- [Exercise requirements]
Check each line of the entries below for the word "JSON", and copy the lines that have it.

[Items from a data source]
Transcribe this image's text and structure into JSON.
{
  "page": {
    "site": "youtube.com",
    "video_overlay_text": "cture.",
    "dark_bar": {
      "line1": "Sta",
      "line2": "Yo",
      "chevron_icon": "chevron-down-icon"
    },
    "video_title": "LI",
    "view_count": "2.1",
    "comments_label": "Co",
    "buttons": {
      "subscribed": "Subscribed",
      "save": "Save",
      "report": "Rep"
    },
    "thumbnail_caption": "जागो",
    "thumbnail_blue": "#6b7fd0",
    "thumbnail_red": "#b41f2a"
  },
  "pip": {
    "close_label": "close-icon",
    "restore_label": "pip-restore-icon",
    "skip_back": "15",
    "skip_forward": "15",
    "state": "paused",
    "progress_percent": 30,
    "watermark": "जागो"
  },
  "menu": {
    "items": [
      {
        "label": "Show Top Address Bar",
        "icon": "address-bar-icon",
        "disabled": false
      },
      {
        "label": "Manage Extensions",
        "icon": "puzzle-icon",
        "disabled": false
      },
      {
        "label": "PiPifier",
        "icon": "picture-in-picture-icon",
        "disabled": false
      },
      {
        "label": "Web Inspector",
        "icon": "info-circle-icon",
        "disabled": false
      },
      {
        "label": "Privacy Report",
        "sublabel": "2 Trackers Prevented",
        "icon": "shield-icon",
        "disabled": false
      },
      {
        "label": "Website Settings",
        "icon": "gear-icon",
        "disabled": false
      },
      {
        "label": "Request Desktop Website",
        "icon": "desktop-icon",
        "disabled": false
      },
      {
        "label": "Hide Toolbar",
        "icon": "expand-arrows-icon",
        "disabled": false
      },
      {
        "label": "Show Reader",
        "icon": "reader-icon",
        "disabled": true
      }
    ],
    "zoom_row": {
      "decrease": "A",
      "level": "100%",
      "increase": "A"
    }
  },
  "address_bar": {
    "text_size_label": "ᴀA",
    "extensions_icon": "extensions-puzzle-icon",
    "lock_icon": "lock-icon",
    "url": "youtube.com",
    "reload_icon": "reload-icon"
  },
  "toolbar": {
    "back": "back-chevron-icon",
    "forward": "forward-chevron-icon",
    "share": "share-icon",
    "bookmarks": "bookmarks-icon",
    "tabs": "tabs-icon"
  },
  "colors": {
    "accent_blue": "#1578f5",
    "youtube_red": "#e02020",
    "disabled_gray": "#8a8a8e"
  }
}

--

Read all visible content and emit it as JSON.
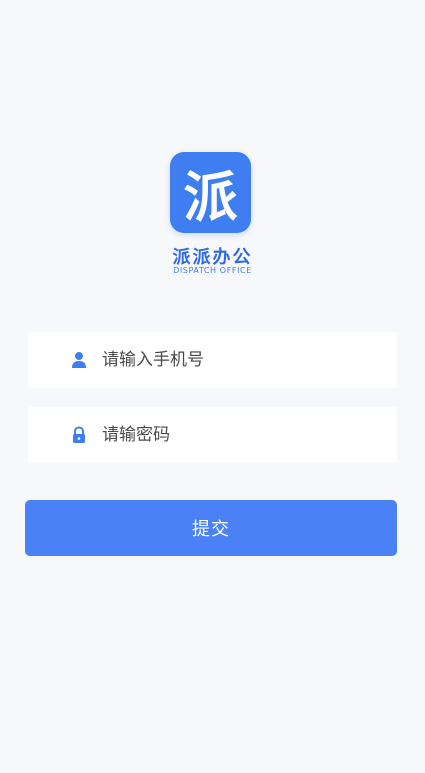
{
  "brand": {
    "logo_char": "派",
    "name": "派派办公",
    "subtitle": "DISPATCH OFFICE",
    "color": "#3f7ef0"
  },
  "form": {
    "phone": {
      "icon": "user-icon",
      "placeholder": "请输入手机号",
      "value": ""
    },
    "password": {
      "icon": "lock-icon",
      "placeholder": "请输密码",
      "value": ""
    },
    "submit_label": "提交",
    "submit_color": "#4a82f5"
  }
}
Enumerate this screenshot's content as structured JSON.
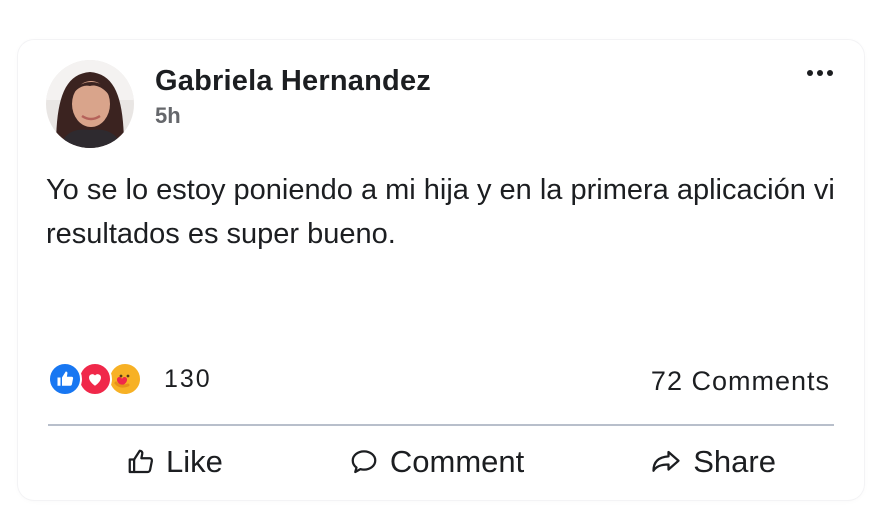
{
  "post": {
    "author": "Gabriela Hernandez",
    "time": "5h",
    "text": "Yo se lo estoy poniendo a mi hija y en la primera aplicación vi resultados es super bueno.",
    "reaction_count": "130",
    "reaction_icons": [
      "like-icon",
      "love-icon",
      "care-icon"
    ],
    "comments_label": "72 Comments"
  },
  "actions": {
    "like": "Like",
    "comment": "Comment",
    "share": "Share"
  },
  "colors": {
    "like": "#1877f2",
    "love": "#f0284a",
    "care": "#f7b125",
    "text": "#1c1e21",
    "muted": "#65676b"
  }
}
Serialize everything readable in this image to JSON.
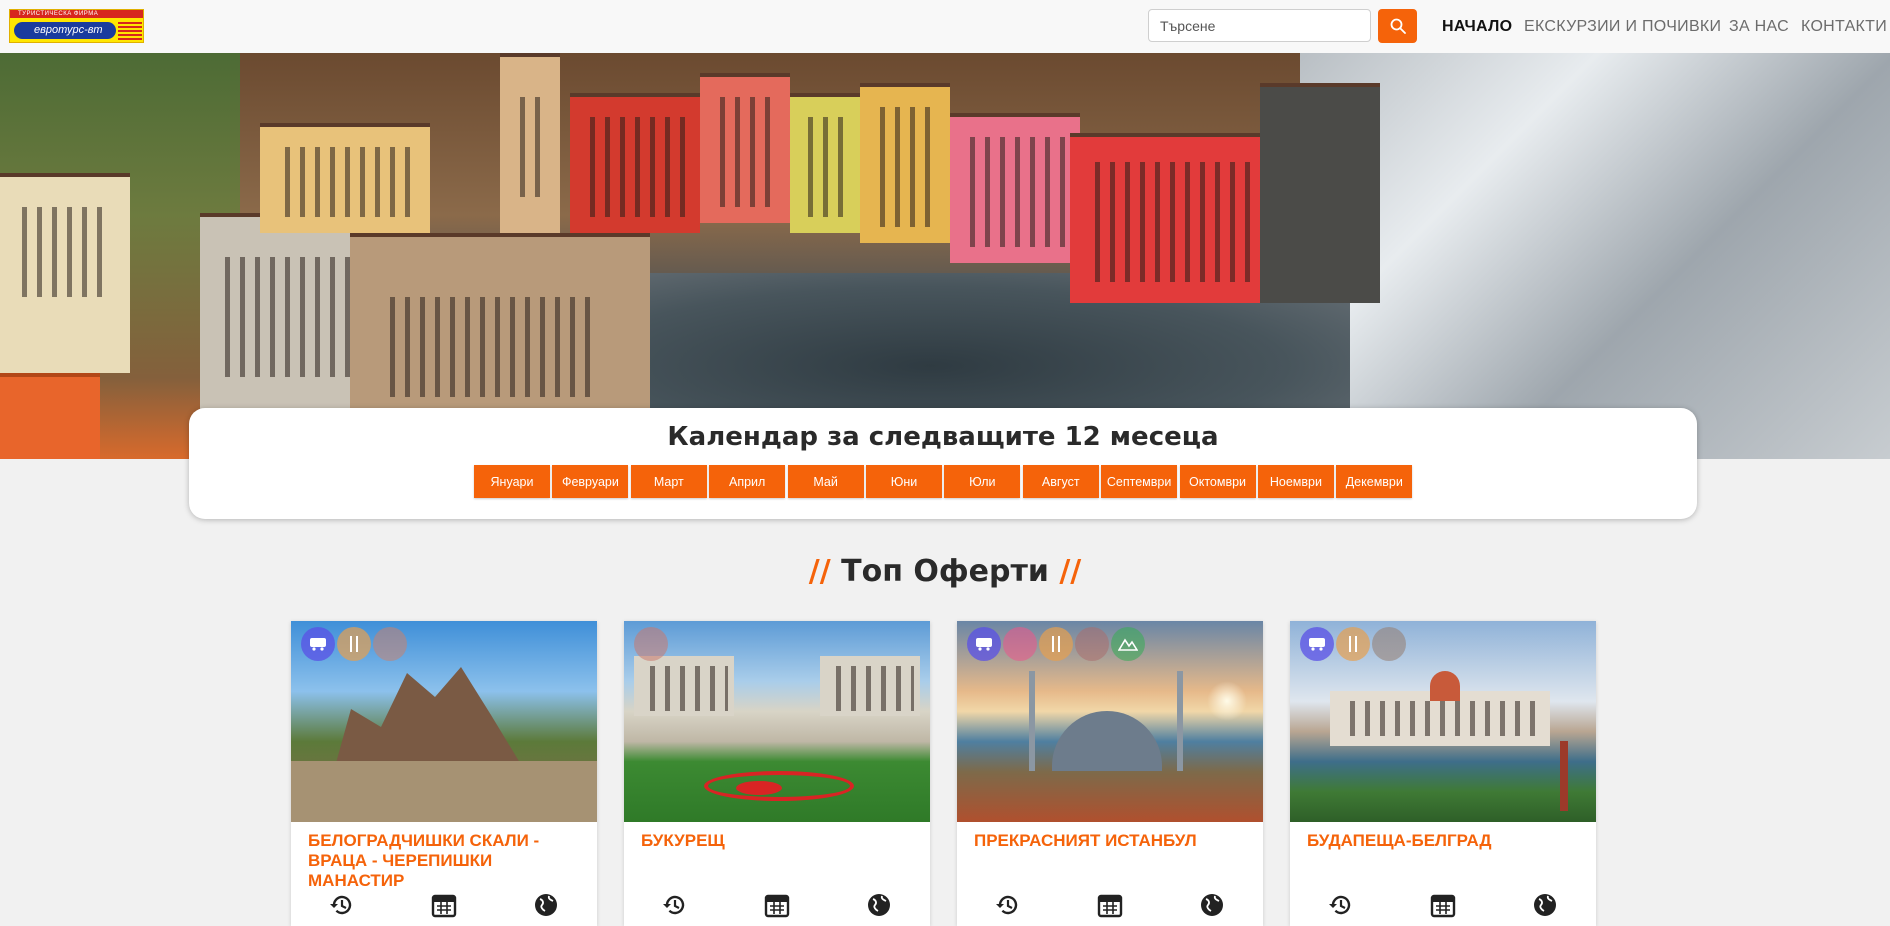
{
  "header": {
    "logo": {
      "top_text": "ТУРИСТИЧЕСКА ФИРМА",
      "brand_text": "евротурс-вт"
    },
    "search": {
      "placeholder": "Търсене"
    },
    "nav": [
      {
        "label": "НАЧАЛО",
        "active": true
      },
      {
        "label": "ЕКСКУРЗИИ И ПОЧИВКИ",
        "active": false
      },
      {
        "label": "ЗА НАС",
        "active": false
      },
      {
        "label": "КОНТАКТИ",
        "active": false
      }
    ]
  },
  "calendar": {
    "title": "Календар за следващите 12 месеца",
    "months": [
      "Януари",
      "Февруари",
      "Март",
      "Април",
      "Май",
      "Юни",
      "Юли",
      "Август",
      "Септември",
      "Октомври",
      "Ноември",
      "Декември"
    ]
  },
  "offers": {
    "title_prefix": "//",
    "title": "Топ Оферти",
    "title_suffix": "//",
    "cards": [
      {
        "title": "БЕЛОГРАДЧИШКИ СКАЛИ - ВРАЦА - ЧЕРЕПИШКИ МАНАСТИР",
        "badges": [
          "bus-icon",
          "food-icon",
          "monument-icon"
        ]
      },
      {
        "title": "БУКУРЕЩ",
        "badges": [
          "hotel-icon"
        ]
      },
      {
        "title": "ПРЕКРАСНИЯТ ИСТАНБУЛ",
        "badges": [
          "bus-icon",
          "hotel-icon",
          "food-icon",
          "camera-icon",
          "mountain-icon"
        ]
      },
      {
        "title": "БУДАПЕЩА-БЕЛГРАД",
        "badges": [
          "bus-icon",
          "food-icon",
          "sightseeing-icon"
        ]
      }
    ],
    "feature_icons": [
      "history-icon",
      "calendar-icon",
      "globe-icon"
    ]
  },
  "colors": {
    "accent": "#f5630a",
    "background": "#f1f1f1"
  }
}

- [Exercise answer]
Transcribe this image's text and structure into JSON.
Read all visible content and emit it as JSON.
Enumerate this screenshot's content as structured JSON.
Serialize everything readable in this image to JSON.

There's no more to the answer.